**TASK INSTRUCTIONS:** Repeat the entire listing exactly. Omit all pictures.
[Start of Attachment]
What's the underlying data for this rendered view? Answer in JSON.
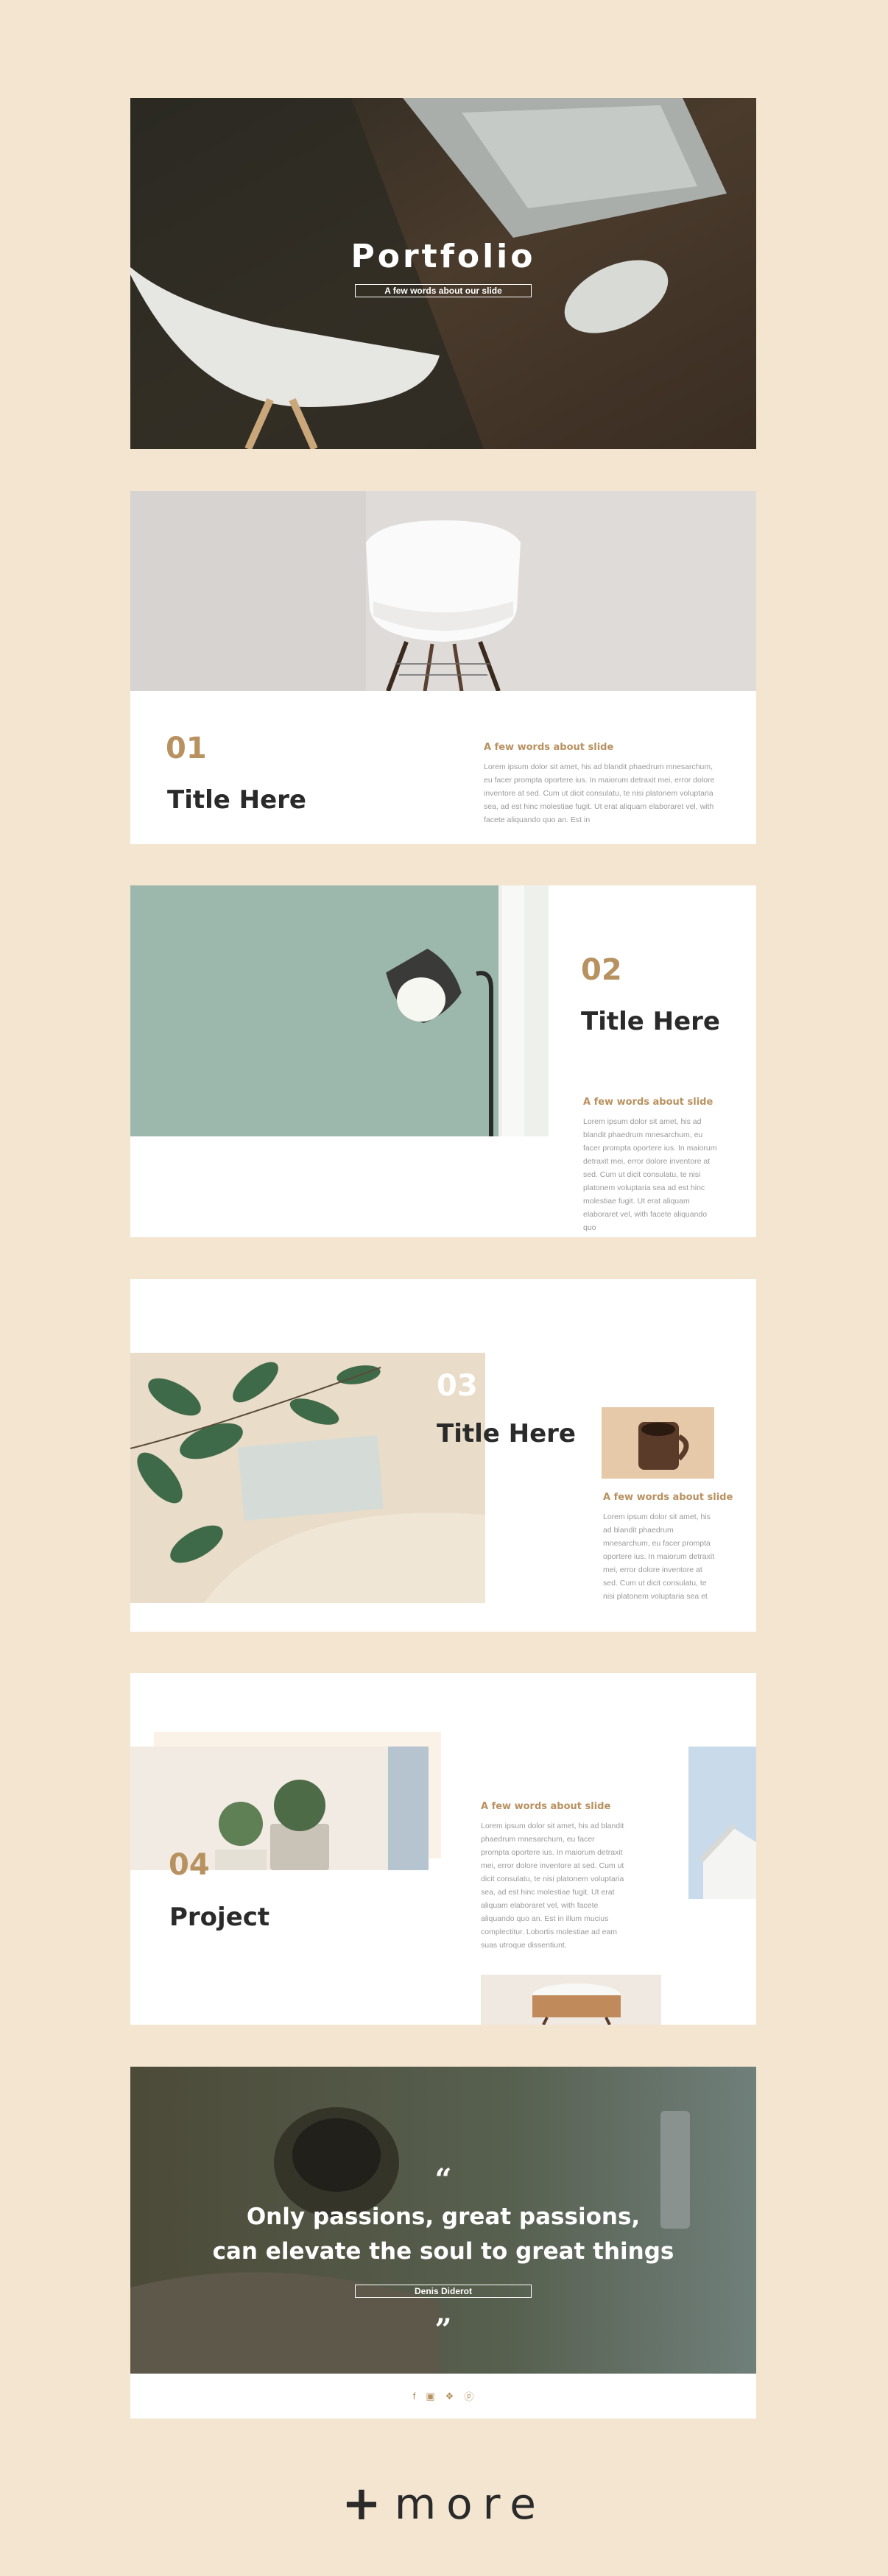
{
  "cover": {
    "title": "Portfolio",
    "subtitle": "A few words about our slide"
  },
  "slide1": {
    "number": "01",
    "title": "Title Here",
    "subtitle": "A few words about slide",
    "body": "Lorem ipsum dolor sit amet, his ad blandit phaedrum mnesarchum, eu facer prompta oportere ius. In maiorum detraxit mei, error dolore inventore at sed. Cum ut dicit consulatu, te nisi platonem voluptaria sea, ad est hinc molestiae fugit. Ut erat aliquam elaboraret vel, with facete aliquando quo an. Est in"
  },
  "slide2": {
    "number": "02",
    "title": "Title Here",
    "subtitle": "A few words about slide",
    "body": "Lorem ipsum dolor sit amet, his ad blandit phaedrum mnesarchum, eu facer prompta oportere ius. In maiorum detraxit mei, error dolore inventore at sed. Cum ut dicit consulatu, te nisi platonem voluptaria sea ad est hinc molestiae fugit. Ut erat aliquam elaboraret vel, with facete aliquando quo"
  },
  "slide3": {
    "number": "03",
    "title": "Title Here",
    "subtitle": "A few words about slide",
    "body": "Lorem ipsum dolor sit amet, his ad blandit phaedrum mnesarchum, eu facer prompta oportere ius. In maiorum detraxit mei, error dolore inventore at sed. Cum ut dicit consulatu, te nisi platonem voluptaria sea et"
  },
  "slide4": {
    "number": "04",
    "title": "Project",
    "subtitle": "A few words about slide",
    "body": "Lorem ipsum dolor sit amet, his ad blandit phaedrum mnesarchum, eu facer prompta oportere ius. In maiorum detraxit mei, error dolore inventore at sed. Cum ut dicit consulatu, te nisi platonem voluptaria sea, ad est hinc molestiae fugit. Ut erat aliquam elaboraret vel, with facete aliquando quo an. Est in illum mucius complectitur. Lobortis molestiae ad eam suas utroque dissentiunt."
  },
  "quote": {
    "open_mark": "“",
    "close_mark": "”",
    "line1": "Only passions, great passions,",
    "line2": "can elevate the soul to great things",
    "author": "Denis Diderot",
    "social": {
      "facebook": "f",
      "instagram": "▣",
      "twitter": "❖",
      "pinterest": "ⓟ"
    }
  },
  "more": {
    "plus": "+",
    "label": "more"
  },
  "colors": {
    "background": "#f3e5cf",
    "accent": "#b89160",
    "text": "#2a2a2a"
  }
}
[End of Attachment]
**SOLUTION TO THE PROBLEM:**
What's the underlying data for this rendered view? Answer in JSON.
{
  "cover": {
    "title": "Portfolio",
    "subtitle": "A few words about our slide"
  },
  "slide1": {
    "number": "01",
    "title": "Title Here",
    "subtitle": "A few words about slide",
    "body": "Lorem ipsum dolor sit amet, his ad blandit phaedrum mnesarchum, eu facer prompta oportere ius. In maiorum detraxit mei, error dolore inventore at sed. Cum ut dicit consulatu, te nisi platonem voluptaria sea, ad est hinc molestiae fugit. Ut erat aliquam elaboraret vel, with facete aliquando quo an. Est in"
  },
  "slide2": {
    "number": "02",
    "title": "Title Here",
    "subtitle": "A few words about slide",
    "body": "Lorem ipsum dolor sit amet, his ad blandit phaedrum mnesarchum, eu facer prompta oportere ius. In maiorum detraxit mei, error dolore inventore at sed. Cum ut dicit consulatu, te nisi platonem voluptaria sea ad est hinc molestiae fugit. Ut erat aliquam elaboraret vel, with facete aliquando quo"
  },
  "slide3": {
    "number": "03",
    "title": "Title Here",
    "subtitle": "A few words about slide",
    "body": "Lorem ipsum dolor sit amet, his ad blandit phaedrum mnesarchum, eu facer prompta oportere ius. In maiorum detraxit mei, error dolore inventore at sed. Cum ut dicit consulatu, te nisi platonem voluptaria sea et"
  },
  "slide4": {
    "number": "04",
    "title": "Project",
    "subtitle": "A few words about slide",
    "body": "Lorem ipsum dolor sit amet, his ad blandit phaedrum mnesarchum, eu facer prompta oportere ius. In maiorum detraxit mei, error dolore inventore at sed. Cum ut dicit consulatu, te nisi platonem voluptaria sea, ad est hinc molestiae fugit. Ut erat aliquam elaboraret vel, with facete aliquando quo an. Est in illum mucius complectitur. Lobortis molestiae ad eam suas utroque dissentiunt."
  },
  "quote": {
    "open_mark": "“",
    "close_mark": "”",
    "line1": "Only passions, great passions,",
    "line2": "can elevate the soul to great things",
    "author": "Denis Diderot",
    "social": {
      "facebook": "f",
      "instagram": "▣",
      "twitter": "❖",
      "pinterest": "ⓟ"
    }
  },
  "more": {
    "plus": "+",
    "label": "more"
  },
  "colors": {
    "background": "#f3e5cf",
    "accent": "#b89160",
    "text": "#2a2a2a"
  }
}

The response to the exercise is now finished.